Methods. Patients were prospectively enrolled in this cohort study. Clinical examination was performed and a questionnaire survey was completed by the patient and parent for symptoms during the previous month.
Results. Of the 639 children, the mean age was 75.9 ± 48.9 months (range: 3 months–16 years) and 61.3% were boys. In the beclomethasone (BDP) group, statistically significant variables included younger age, greater proportion of boys, lower steroid dose, and use of a pressurized metered-dose inhaler (pMDI). For both drugs the overall reported local side effects included at least 1 side effect in 61.5% of children, cough during inhalation in 39.7%, thirsty feeling in 21.9%, dysphonia in 14%, oral candidiasis in 10%, and perioral dermatitis in 2.9%. The incidence of cough during inhalation was doubled (53.7% vs 25.5%) when a spacer was used. Cough and perioral dermatitis were reported more frequently in children <6 years old while hoarseness was more common in older children. Incidence of oral candidiasis was unchanged regardless of the inhaler device or mouth-rinsing.
Reviewers’ Comments. The weakness of this study was recall bias during data collection and effects of confounding variables. Cough incidence either daily or with inhaler use was reported overall in 93% of patients. Although cough was concluded to be attributable to the spacer, this group also had a statistically significant younger patient age, male sex, and greater daily albuterol use suggesting other possibilities. Spacers clearly deliver inhaled medications more effectively to the small airways and should be a cornerstone of therapy. The lack of association between mouth-washing, inhaler device, and incidence of oral candidiasis is interesting. However, their criteria for candidiasis was frank thrush and this may have been underestimated.

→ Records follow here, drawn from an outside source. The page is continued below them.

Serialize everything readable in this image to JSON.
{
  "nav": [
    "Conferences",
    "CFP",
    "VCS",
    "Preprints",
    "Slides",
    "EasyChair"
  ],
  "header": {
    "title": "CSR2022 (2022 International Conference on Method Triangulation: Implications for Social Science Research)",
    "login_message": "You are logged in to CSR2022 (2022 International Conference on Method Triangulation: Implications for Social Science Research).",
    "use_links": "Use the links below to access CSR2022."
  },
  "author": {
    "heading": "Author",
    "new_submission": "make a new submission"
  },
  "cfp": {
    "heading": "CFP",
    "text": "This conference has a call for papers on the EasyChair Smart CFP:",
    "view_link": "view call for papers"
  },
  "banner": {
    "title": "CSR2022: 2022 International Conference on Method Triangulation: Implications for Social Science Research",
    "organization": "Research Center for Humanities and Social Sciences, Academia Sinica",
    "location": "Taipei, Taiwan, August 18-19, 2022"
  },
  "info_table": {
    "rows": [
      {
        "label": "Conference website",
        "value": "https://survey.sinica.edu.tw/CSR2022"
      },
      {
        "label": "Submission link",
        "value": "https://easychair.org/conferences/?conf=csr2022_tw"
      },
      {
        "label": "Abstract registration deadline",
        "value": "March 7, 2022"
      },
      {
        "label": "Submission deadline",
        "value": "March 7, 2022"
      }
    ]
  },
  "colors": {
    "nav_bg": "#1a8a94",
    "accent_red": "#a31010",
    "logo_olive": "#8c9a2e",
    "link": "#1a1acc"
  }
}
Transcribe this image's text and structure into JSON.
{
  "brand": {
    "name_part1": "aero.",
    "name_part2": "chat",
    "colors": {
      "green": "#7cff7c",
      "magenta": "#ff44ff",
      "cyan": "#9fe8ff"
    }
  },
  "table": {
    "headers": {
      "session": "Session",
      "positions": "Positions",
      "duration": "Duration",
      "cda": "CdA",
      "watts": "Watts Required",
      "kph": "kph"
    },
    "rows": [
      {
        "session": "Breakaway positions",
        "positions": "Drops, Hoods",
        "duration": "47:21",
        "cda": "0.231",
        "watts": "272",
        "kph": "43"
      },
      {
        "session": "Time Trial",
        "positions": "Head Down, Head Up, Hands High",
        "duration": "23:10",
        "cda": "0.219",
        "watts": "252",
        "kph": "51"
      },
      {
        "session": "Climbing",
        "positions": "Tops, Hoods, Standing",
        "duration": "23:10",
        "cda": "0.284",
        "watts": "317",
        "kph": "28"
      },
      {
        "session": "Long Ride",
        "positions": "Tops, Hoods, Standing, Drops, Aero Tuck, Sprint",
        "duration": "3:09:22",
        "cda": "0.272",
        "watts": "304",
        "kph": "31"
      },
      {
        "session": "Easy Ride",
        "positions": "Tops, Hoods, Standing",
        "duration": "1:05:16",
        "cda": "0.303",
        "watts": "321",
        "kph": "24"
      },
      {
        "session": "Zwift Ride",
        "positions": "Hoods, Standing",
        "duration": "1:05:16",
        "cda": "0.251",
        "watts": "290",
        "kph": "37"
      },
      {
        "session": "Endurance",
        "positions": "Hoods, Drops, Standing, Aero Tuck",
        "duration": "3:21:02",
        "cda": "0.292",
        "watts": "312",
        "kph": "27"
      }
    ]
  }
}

Recognition of potential local side effects and discussion with the family before medication initiation can promote better provider-patient relationships and hopefully improve medication compliance.
- Copyright © 2002 by the American Academy of Pediatrics